We’re going to look at another scenario from the healthcare industry. It’s highly common to compare data measured on different scales in healthcare data analysis. For example, PSI (Pounds per Square Inch) and Fahrenheit are two different scales used to measure blood pressure and body temperature, respectively. Without proper scaling, a minute variation in blood pressure might seem way less significant than a slight change in body temperature. By implementing data scaling, these measurements can be rendered directly comparable, empowering efficient and accurate data analysis.

In sports analytics, the importance of data scaling is glaring. In baseball, for instance, batting averages might be a number between 0 and 1 while home runs could potentially rack up to tens or even hundreds in a season. Yet again, without data scaling, algorithms are likely to consider the number of home runs more important than batting averages due to the sheer size of the numbers.

As you can see from these examples, data scaling is a fundamental aspect of data analysis that can be applied in almost any field. It ensures the fair comparison of different metrics, leading to more accurate and meaningful results. By now, I hope it’s abundantly clear how vital data scaling is in our data-driven world.

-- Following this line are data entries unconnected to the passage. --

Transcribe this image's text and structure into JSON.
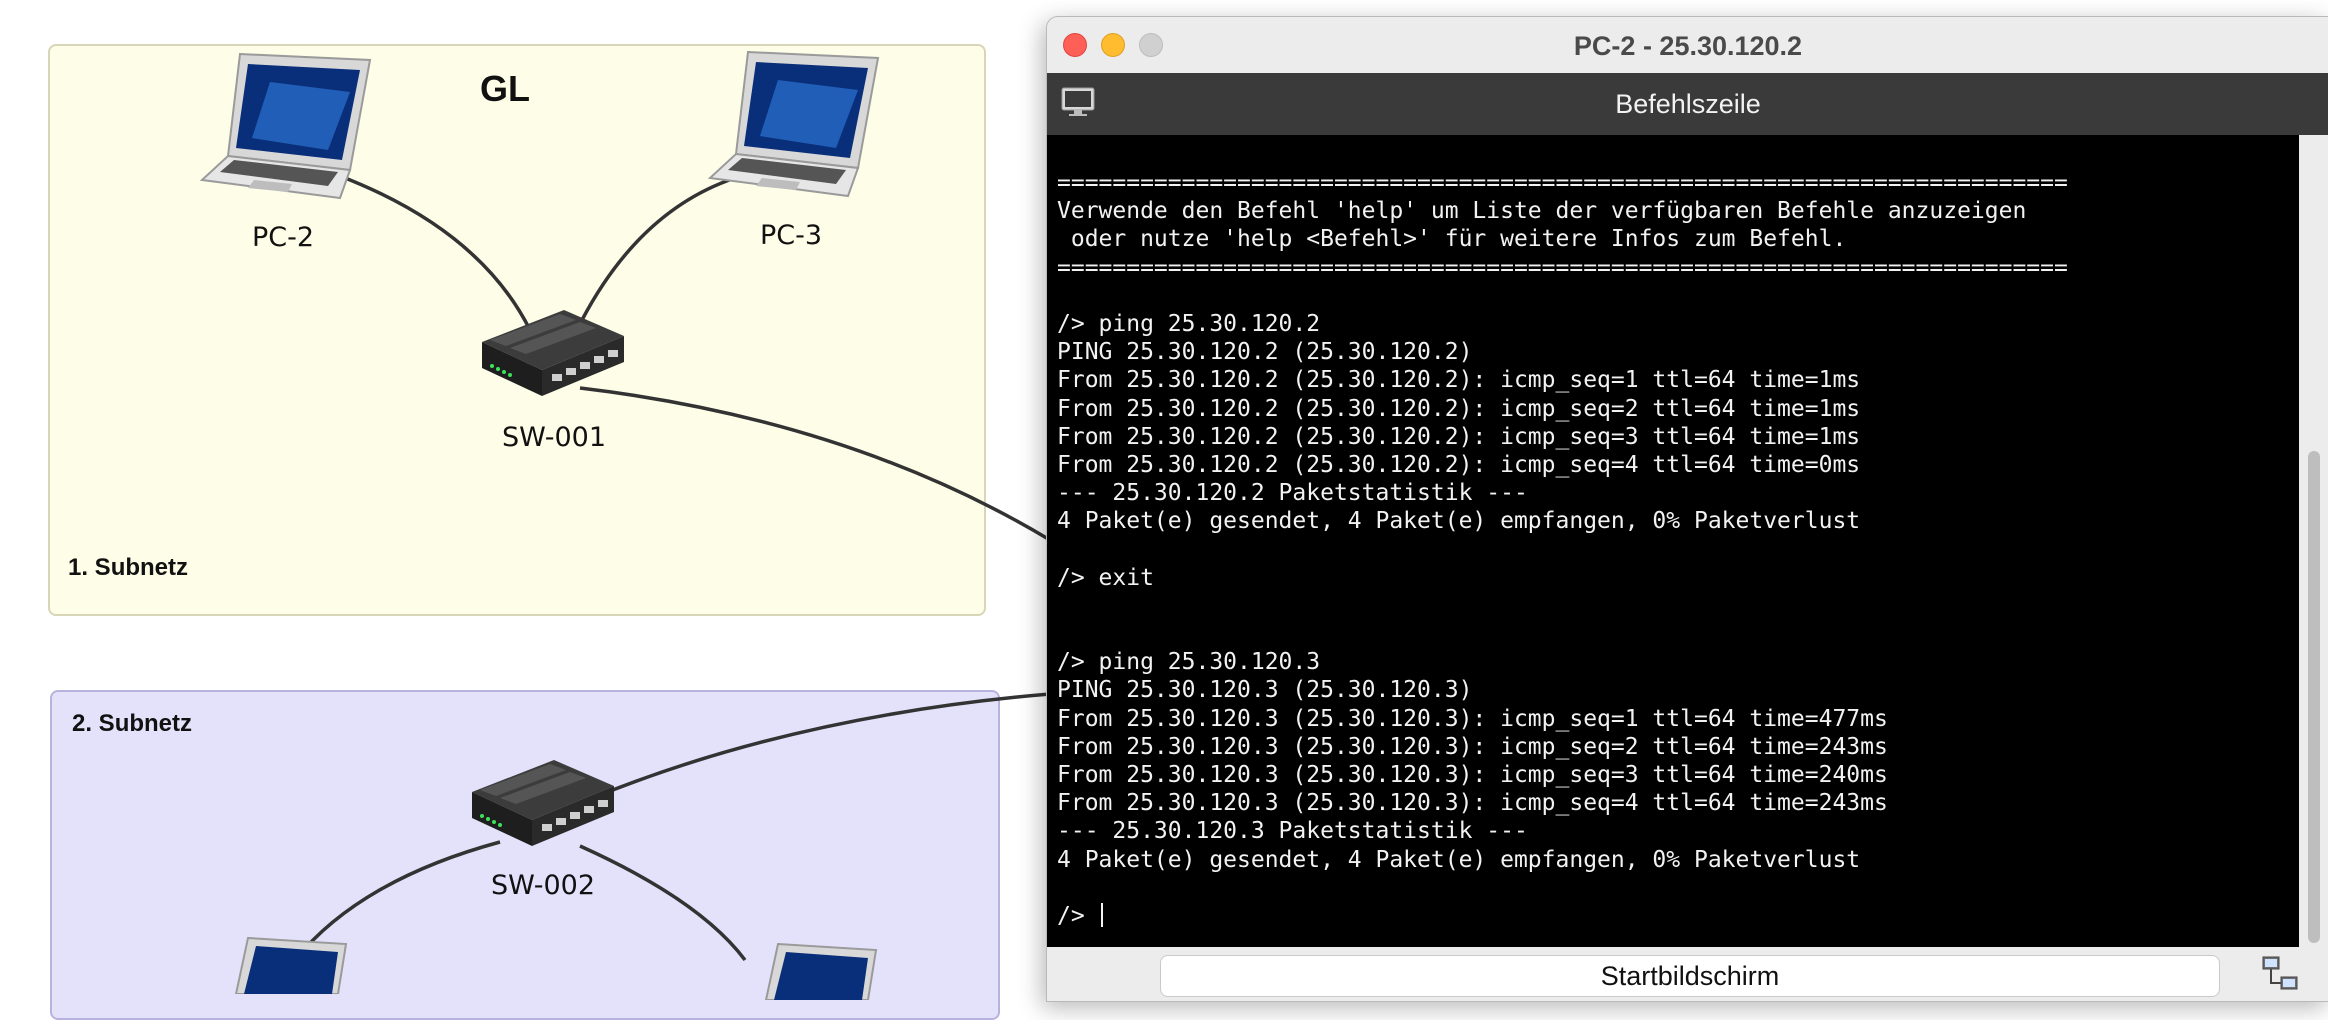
{
  "network": {
    "group_title": "GL",
    "subnets": [
      {
        "label": "1. Subnetz"
      },
      {
        "label": "2. Subnetz"
      }
    ],
    "devices": {
      "pc2": "PC-2",
      "pc3": "PC-3",
      "sw001": "SW-001",
      "sw002": "SW-002"
    }
  },
  "window": {
    "title": "PC-2 - 25.30.120.2",
    "toolbar_title": "Befehlszeile",
    "home_button_label": "Startbildschirm"
  },
  "console": {
    "lines": [
      "=========================================================================",
      "Verwende den Befehl 'help' um Liste der verfügbaren Befehle anzuzeigen",
      " oder nutze 'help <Befehl>' für weitere Infos zum Befehl.",
      "=========================================================================",
      "",
      "/> ping 25.30.120.2",
      "PING 25.30.120.2 (25.30.120.2)",
      "From 25.30.120.2 (25.30.120.2): icmp_seq=1 ttl=64 time=1ms",
      "From 25.30.120.2 (25.30.120.2): icmp_seq=2 ttl=64 time=1ms",
      "From 25.30.120.2 (25.30.120.2): icmp_seq=3 ttl=64 time=1ms",
      "From 25.30.120.2 (25.30.120.2): icmp_seq=4 ttl=64 time=0ms",
      "--- 25.30.120.2 Paketstatistik ---",
      "4 Paket(e) gesendet, 4 Paket(e) empfangen, 0% Paketverlust",
      "",
      "/> exit",
      "",
      "",
      "/> ping 25.30.120.3",
      "PING 25.30.120.3 (25.30.120.3)",
      "From 25.30.120.3 (25.30.120.3): icmp_seq=1 ttl=64 time=477ms",
      "From 25.30.120.3 (25.30.120.3): icmp_seq=2 ttl=64 time=243ms",
      "From 25.30.120.3 (25.30.120.3): icmp_seq=3 ttl=64 time=240ms",
      "From 25.30.120.3 (25.30.120.3): icmp_seq=4 ttl=64 time=243ms",
      "--- 25.30.120.3 Paketstatistik ---",
      "4 Paket(e) gesendet, 4 Paket(e) empfangen, 0% Paketverlust",
      ""
    ],
    "prompt": "/> "
  },
  "icons": {
    "close": "close-button",
    "minimize": "minimize-button",
    "zoom": "zoom-button",
    "toolbar": "monitor-icon",
    "bottom": "network-icon"
  },
  "colors": {
    "subnet1_bg": "#fdfde8",
    "subnet2_bg": "#e4e1fb",
    "terminal_bg": "#000000",
    "terminal_fg": "#f2f2f2",
    "toolbar_bg": "#3a3a3a"
  }
}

So, we’ve seen how data scaling plays a pivotal role across diverse industries. It’s the unsung hero in e-commerce, healthcare, and sports analytics, making sure we’re comparing apples to apples, not apples to oranges. It’s the tool that turns raw numbers into meaningful insights, helping us to understand patterns and trends. Whether it’s comparing income and age or blood pressure and body temperature, data scaling ensures accuracy and fairness. In our data-driven world, it’s not just about having data, but knowing how to scale it for meaningful interpretation. That’s the power of data scaling, and that’s why it’s a key player in the field of data analysis. It’s not just a formula, but a fundamental process that brings clarity to our complex world.